I haven’t bought anything from Dell since I was in high school. The last time I did it was a nightmare; it was a desktop with a fried hard drive, and getting the PC serviced was a complete mess of missed calls, long wait times and a completely unhelpful series of customer support reps, some of whom barely spoke English.

My only experience with them this year was on behalf of a client. I called the number I was given, ostensibly a fast-tracked customer support line, to inquire about a modification to a recent purchase. After a half hour wait time, I was abruptly disconnected (on a landline). I spent another 20 minutes on hold even as my client met with similar results. Dell chat support simply told us that they couldn’t do what we needed to do and redirected us to the same phone number that we couldn’t get anybody from. Eventually, he was so irate that we just agreed to cancel it.

Dell has talked a big game about overhauling and redoing his customer service, but from my perspective very little has changed from my high school days. Dell, you’re not the monopoly you were back in the 90s and you’re far from the only game in town. Brand recognition is giving you a free ride, but that won’t last. Get your act together.

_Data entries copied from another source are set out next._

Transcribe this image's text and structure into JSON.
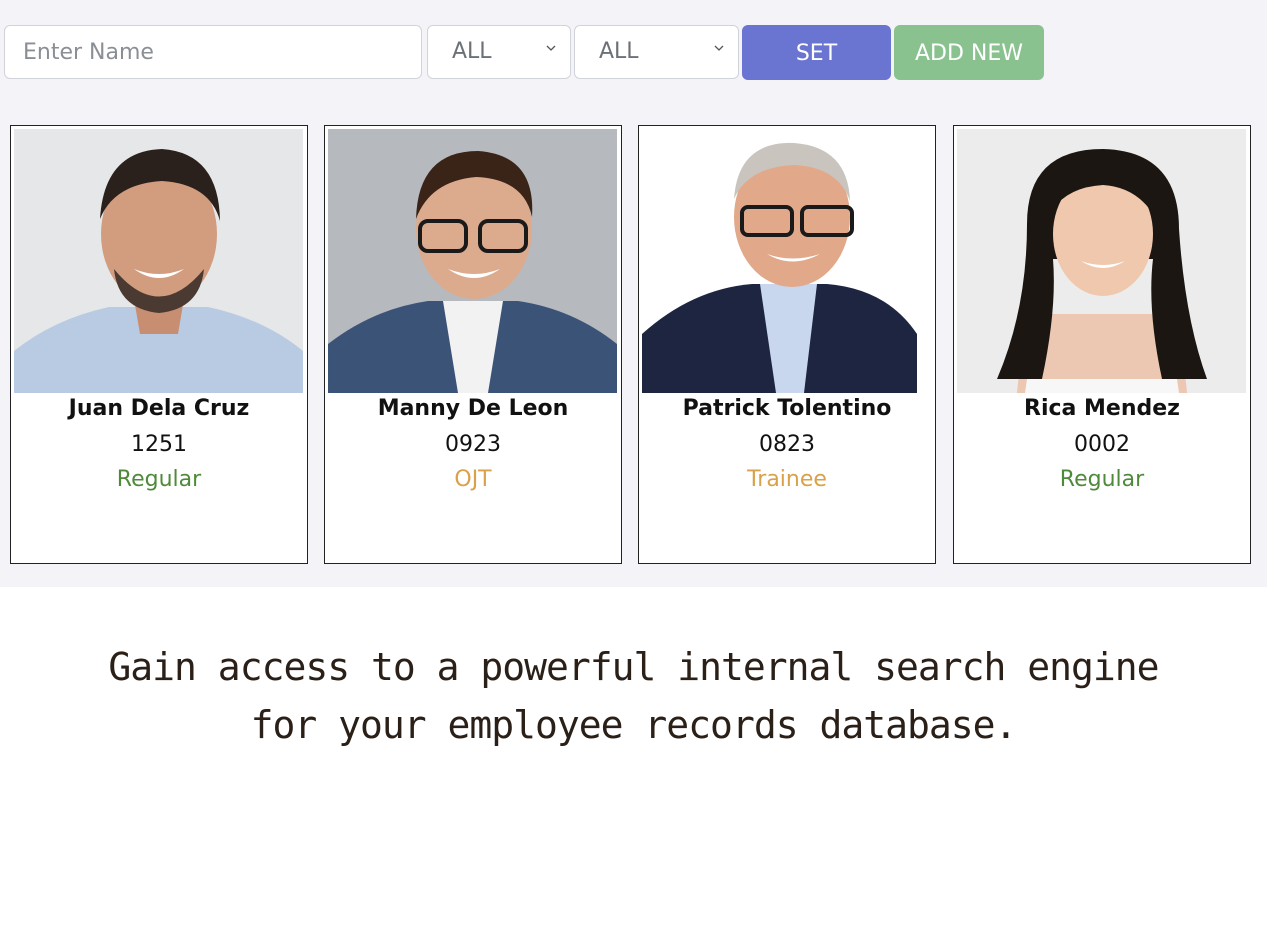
{
  "filters": {
    "name_placeholder": "Enter Name",
    "select_1_value": "ALL",
    "select_2_value": "ALL",
    "set_label": "SET",
    "add_new_label": "ADD NEW"
  },
  "employees": [
    {
      "name": "Juan Dela Cruz",
      "id": "1251",
      "status": "Regular",
      "status_color": "#4f8a3a"
    },
    {
      "name": "Manny De Leon",
      "id": "0923",
      "status": "OJT",
      "status_color": "#d9a24a"
    },
    {
      "name": "Patrick Tolentino",
      "id": "0823",
      "status": "Trainee",
      "status_color": "#d9a24a"
    },
    {
      "name": "Rica Mendez",
      "id": "0002",
      "status": "Regular",
      "status_color": "#4f8a3a"
    }
  ],
  "tagline": {
    "line1": "Gain access to a powerful internal search engine",
    "line2": "for your employee records database."
  },
  "colors": {
    "set_button": "#6a74d1",
    "add_button": "#89c28f",
    "panel_bg": "#f4f4f8"
  }
}
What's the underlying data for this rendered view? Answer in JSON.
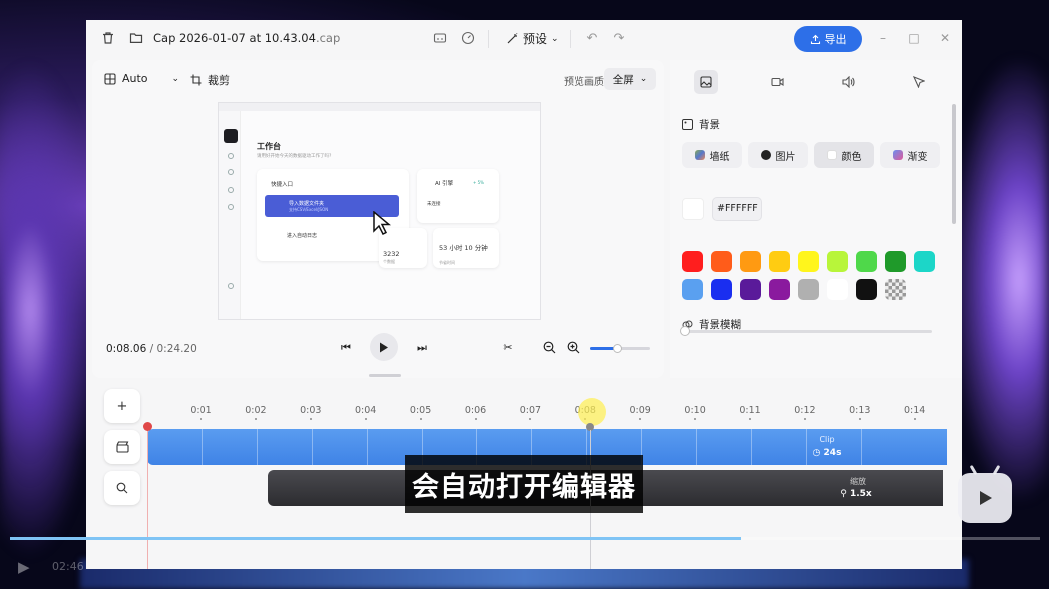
{
  "titlebar": {
    "filename": "Cap 2026-01-07 at 10.43.04",
    "ext": ".cap",
    "preset_label": "预设",
    "export_label": "导出"
  },
  "editor": {
    "aspect_label": "Auto",
    "crop_label": "裁剪",
    "preview_quality_label": "预览画质",
    "preview_quality_value": "全屏",
    "time_current": "0:08.06",
    "time_separator": " / ",
    "time_total": "0:24.20",
    "zoom_level": 0.45
  },
  "preview": {
    "title": "工作台",
    "subtitle": "请用好开始今天的数据驱动工作了吗?",
    "quick_entry": "快捷入口",
    "import_label": "导入数据文件夹",
    "import_sub": "支持CSV/Excel/JSON",
    "auto_label": "进入自动日志",
    "ai_label": "AI 引擎",
    "ai_badge": "+ 5%",
    "ai_connected": "未连接",
    "stat1_value": "3232",
    "stat1_label": "个数据",
    "stat2_value": "53 小时 10 分钟",
    "stat2_label": "节省时间"
  },
  "panel": {
    "background_title": "背景",
    "tabs": [
      "墙纸",
      "图片",
      "颜色",
      "渐变"
    ],
    "active_tab": "颜色",
    "hex_value": "#FFFFFF",
    "colors": [
      "#ff1e1e",
      "#ff5c1a",
      "#ff9a12",
      "#ffcc12",
      "#fff51c",
      "#b8f53a",
      "#4fd84a",
      "#1f9a2a",
      "#1cd6c8",
      "#5aa0f0",
      "#1a2ef0",
      "#5a1a9a",
      "#8a1a9e",
      "#b0b0b0",
      "#ffffff",
      "#111111",
      "transparent"
    ],
    "blur_title": "背景模糊",
    "blur_level": 0
  },
  "timeline": {
    "ticks": [
      "0:01",
      "0:02",
      "0:03",
      "0:04",
      "0:05",
      "0:06",
      "0:07",
      "0:08",
      "0:09",
      "0:10",
      "0:11",
      "0:12",
      "0:13",
      "0:14"
    ],
    "clip_label": "Clip",
    "clip_duration": "24s",
    "zoom_label": "缩放",
    "zoom_value": "1.5x"
  },
  "overlay": {
    "subtitle": "会自动打开编辑器",
    "player_time": "02:46",
    "progress": 0.71
  },
  "accent": "#2d6fe8"
}
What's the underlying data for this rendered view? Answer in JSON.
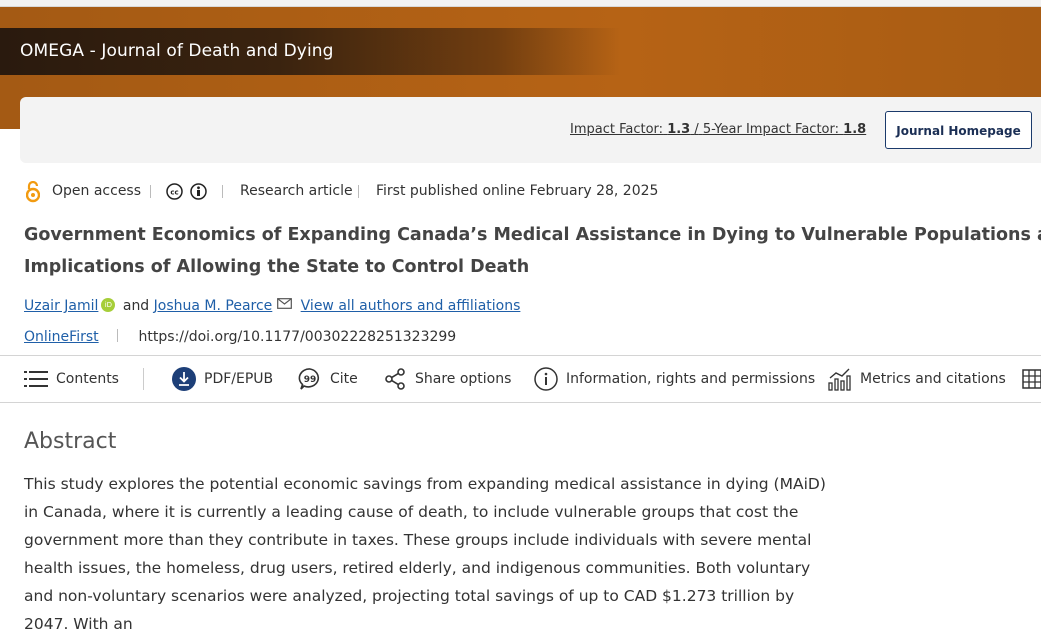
{
  "journal": {
    "title": "OMEGA - Journal of Death and Dying"
  },
  "metrics_bar": {
    "impact_factor_label": "Impact Factor:",
    "impact_factor_value": "1.3",
    "separator": "/",
    "five_year_label": "5-Year Impact Factor:",
    "five_year_value": "1.8",
    "homepage_button": "Journal Homepage"
  },
  "meta": {
    "access": "Open access",
    "article_type": "Research article",
    "published": "First published online February 28, 2025"
  },
  "article": {
    "title_line1": "Government Economics of Expanding Canada’s Medical Assistance in Dying to Vulnerable Populations and the Ethica",
    "title_line2": "Implications of Allowing the State to Control Death",
    "author1": "Uzair Jamil",
    "conjunction": "and",
    "author2": "Joshua M. Pearce",
    "view_all": "View all authors and affiliations",
    "online_first": "OnlineFirst",
    "doi": "https://doi.org/10.1177/00302228251323299"
  },
  "toolbar": {
    "contents": "Contents",
    "pdf": "PDF/EPUB",
    "cite": "Cite",
    "share": "Share options",
    "info": "Information, rights and permissions",
    "metrics": "Metrics and citations"
  },
  "abstract": {
    "heading": "Abstract",
    "text": "This study explores the potential economic savings from expanding medical assistance in dying (MAiD) in Canada, where it is currently a leading cause of death, to include vulnerable groups that cost the government more than they contribute in taxes. These groups include individuals with severe mental health issues, the homeless, drug users, retired elderly, and indigenous communities. Both voluntary and non-voluntary scenarios were analyzed, projecting total savings of up to CAD $1.273 trillion by 2047. With an"
  },
  "icons": [
    "open-access-lock-icon",
    "creative-commons-icon",
    "attribution-icon",
    "orcid-icon",
    "mail-icon",
    "contents-list-icon",
    "download-icon",
    "cite-quote-icon",
    "share-icon",
    "info-icon",
    "metrics-chart-icon",
    "table-icon"
  ],
  "colors": {
    "banner": "#b0601a",
    "link": "#1f5fa8",
    "button_border": "#1b3a6b",
    "orcid": "#a6ce39"
  }
}
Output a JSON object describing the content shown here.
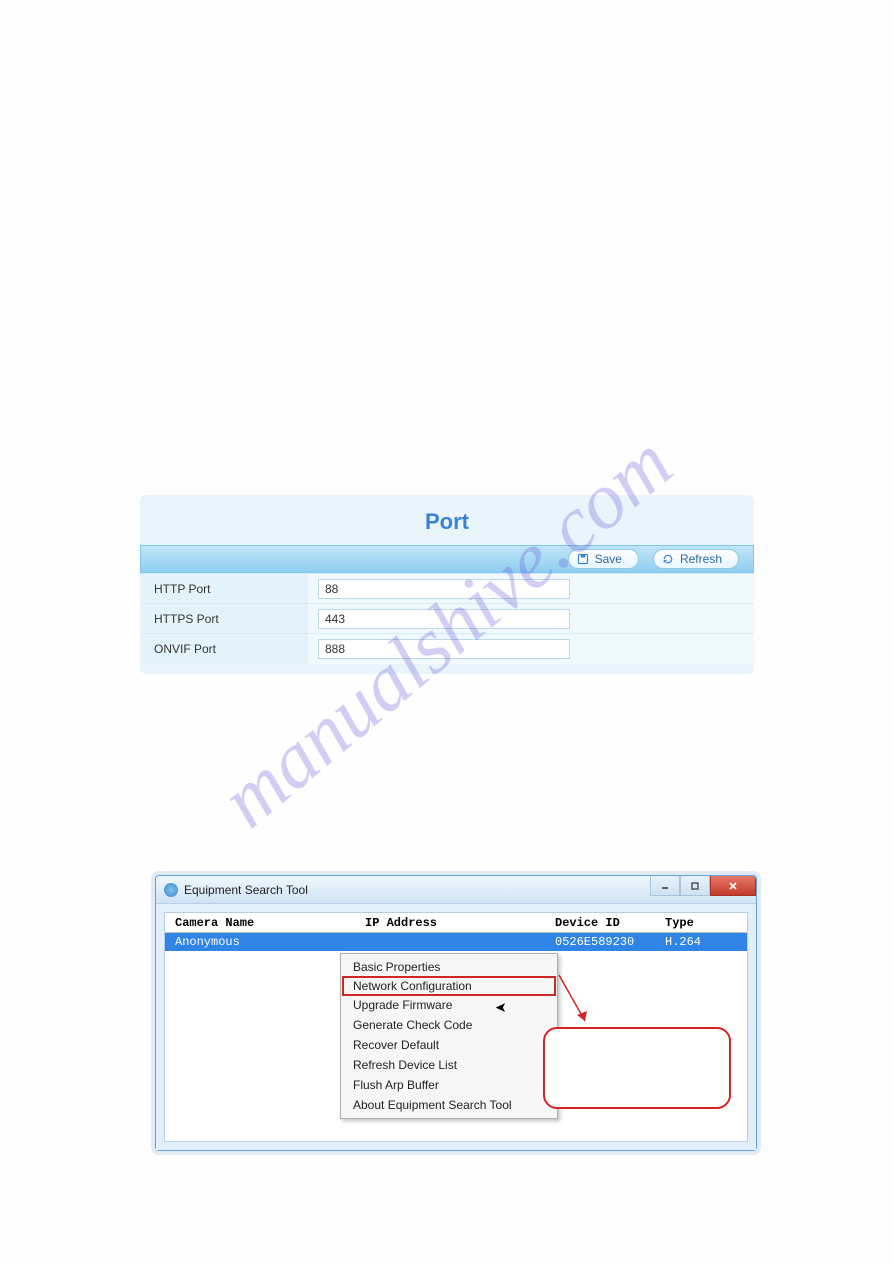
{
  "watermark": "manualshive.com",
  "port_panel": {
    "title": "Port",
    "save_label": "Save",
    "refresh_label": "Refresh",
    "rows": [
      {
        "label": "HTTP Port",
        "value": "88"
      },
      {
        "label": "HTTPS Port",
        "value": "443"
      },
      {
        "label": "ONVIF Port",
        "value": "888"
      }
    ]
  },
  "eq_window": {
    "title": "Equipment Search Tool",
    "columns": {
      "name": "Camera Name",
      "ip": "IP Address",
      "devid": "Device ID",
      "type": "Type"
    },
    "row": {
      "name": "Anonymous",
      "ip": "",
      "devid": "0526E589230",
      "type": "H.264"
    },
    "context_menu": [
      "Basic Properties",
      "Network Configuration",
      "Upgrade Firmware",
      "Generate Check Code",
      "Recover Default",
      "Refresh Device List",
      "Flush Arp Buffer",
      "About Equipment Search Tool"
    ],
    "highlight_index": 1
  }
}
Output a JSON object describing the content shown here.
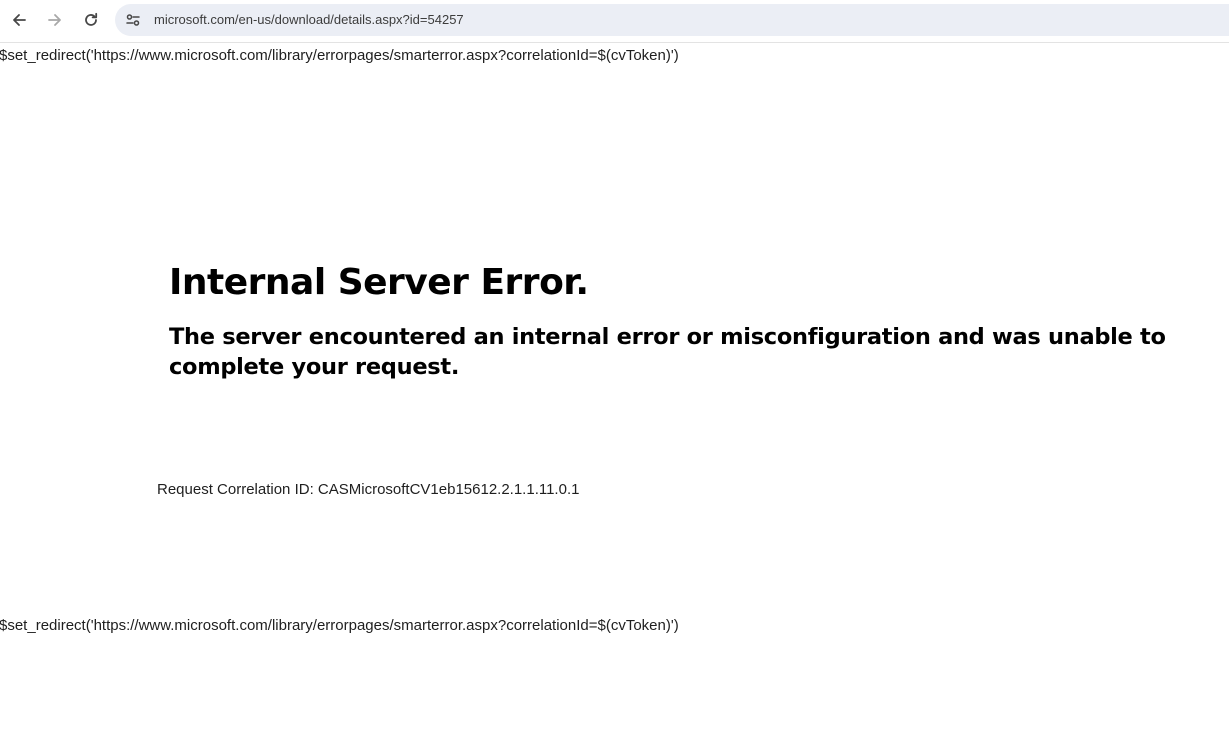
{
  "browser": {
    "url": "microsoft.com/en-us/download/details.aspx?id=54257",
    "icons": {
      "back": "arrow-left-icon",
      "forward": "arrow-right-icon",
      "reload": "reload-icon",
      "site_info": "tune-icon"
    }
  },
  "page": {
    "redirect_text": "$set_redirect('https://www.microsoft.com/library/errorpages/smarterror.aspx?correlationId=$(cvToken)')",
    "title": "Internal Server Error.",
    "message": "The server encountered an internal error or misconfiguration and was unable to complete your request.",
    "correlation": "Request Correlation ID: CASMicrosoftCV1eb15612.2.1.1.11.0.1"
  }
}
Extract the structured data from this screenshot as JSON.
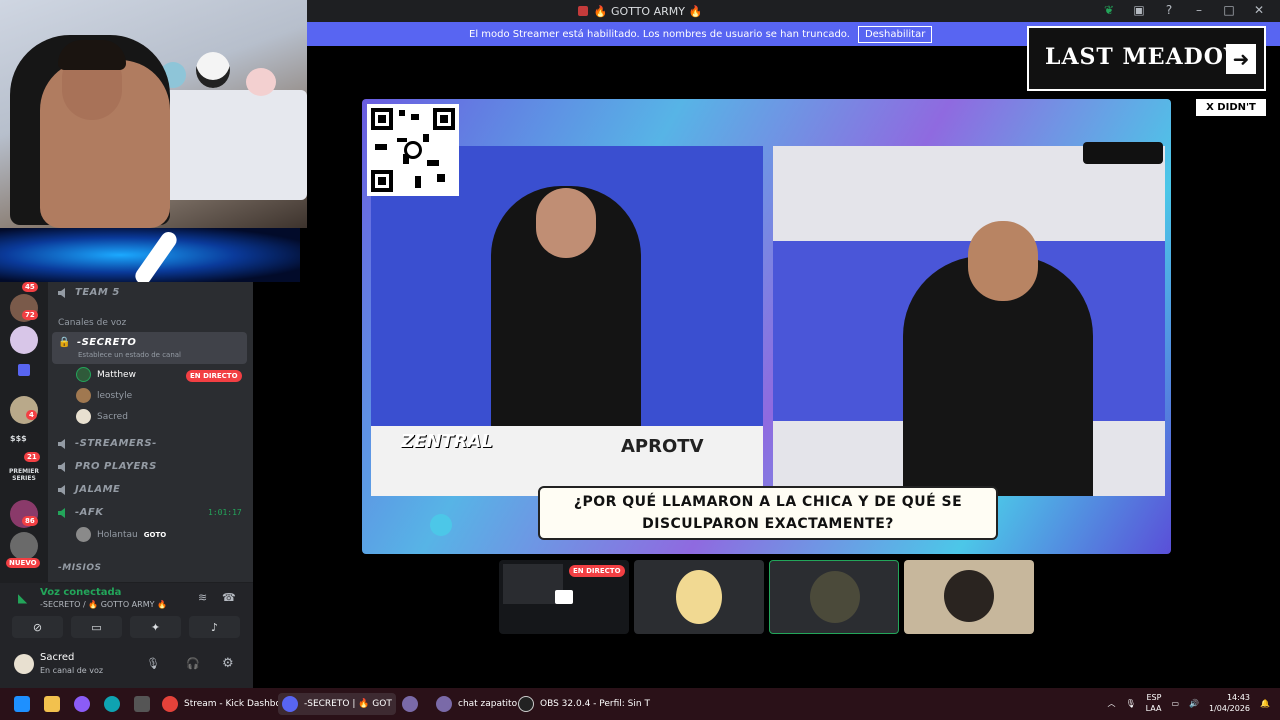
{
  "window": {
    "title": "🔥 GOTTO ARMY 🔥"
  },
  "banner": {
    "message": "El modo Streamer está habilitado. Los nombres de usuario se han truncado.",
    "button": "Deshabilitar"
  },
  "overlay": {
    "last_meadow": "LAST MEADOW",
    "arrow": "➜",
    "x_didnt_ask": "X DIDN'T ASK"
  },
  "video": {
    "caption_line1": "¿POR QUÉ LLAMARON A LA CHICA Y DE QUÉ SE",
    "caption_line2": "DISCULPARON EXACTAMENTE?",
    "brand_left": "ZENTRAL",
    "brand_right": "APROTV"
  },
  "thumbnails": {
    "live_badge": "EN DIRECTO"
  },
  "rail": {
    "badges": [
      "45",
      "72",
      "4",
      "21",
      "86"
    ],
    "money": "$$$",
    "premier": "PREMIER SERIES",
    "nuevo": "NUEVO"
  },
  "channels": {
    "team5": "TEAM 5",
    "category": "Canales de voz",
    "secreto": "-SECRETO",
    "status_hint": "Establece un estado de canal",
    "users": [
      {
        "name": "Matthew",
        "live": "EN DIRECTO"
      },
      {
        "name": "leostyle"
      },
      {
        "name": "Sacred"
      }
    ],
    "streamers": "-STREAMERS-",
    "pro_players": "PRO PLAYERS",
    "jalame": "JALAME",
    "afk": "-AFK",
    "afk_time": "1:01:17",
    "afk_user": "Holantau",
    "afk_user_tag": "GOTO",
    "misios": "-MISIOS"
  },
  "voice": {
    "status": "Voz conectada",
    "channel": "-SECRETO / 🔥 GOTTO ARMY 🔥",
    "username": "Sacred",
    "user_status": "En canal de voz"
  },
  "taskbar": {
    "items": [
      {
        "label": "Stream - Kick Dashboard"
      },
      {
        "label": "-SECRETO | 🔥 GOT"
      },
      {
        "label": ""
      },
      {
        "label": "chat zapatito"
      },
      {
        "label": "OBS 32.0.4 - Perfil: Sin T"
      }
    ],
    "lang1": "ESP",
    "lang2": "LAA",
    "time": "14:43",
    "date": "1/04/2026"
  }
}
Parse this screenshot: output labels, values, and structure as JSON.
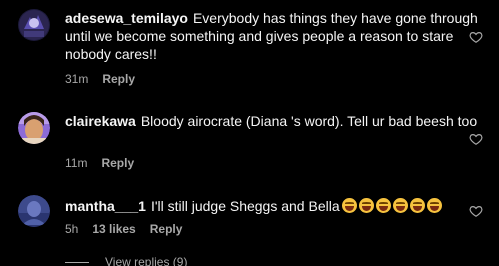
{
  "comments": [
    {
      "username": "adesewa_temilayo",
      "text": "Everybody has things they have gone through until we become something and gives people a reason to stare nobody cares!!",
      "time": "31m",
      "reply_label": "Reply",
      "avatar_color": "#2b2550"
    },
    {
      "username": "clairekawa",
      "text": "Bloody airocrate (Diana 's word). Tell ur bad beesh too",
      "time": "11m",
      "reply_label": "Reply",
      "avatar_color": "#8c6bd6"
    },
    {
      "username": "mantha___1",
      "text": "I'll still judge Sheggs and Bella",
      "emoji_count": 6,
      "emoji_icon": "face-with-tears-of-joy-icon",
      "time": "5h",
      "likes": "13 likes",
      "reply_label": "Reply",
      "avatar_color": "#3d4a8c"
    }
  ],
  "view_replies": "View replies (9)",
  "colors": {
    "background": "#000000",
    "text": "#f5f5f5",
    "secondary": "#a8a8a8"
  }
}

As was the case last year, the highs were more than the lows, though I will grant I didn’t deal with companies most notorious for their bad service like cable companies. Even so, there’s a lot to be impressed by when it comes to tech company investment in multichannel service that relies on getting peoples’ questions answered quickly and professionally. Hopefully it’s a trend that we’ll see continue, especially after years of cost cutting and outsourcing that left us with Dell.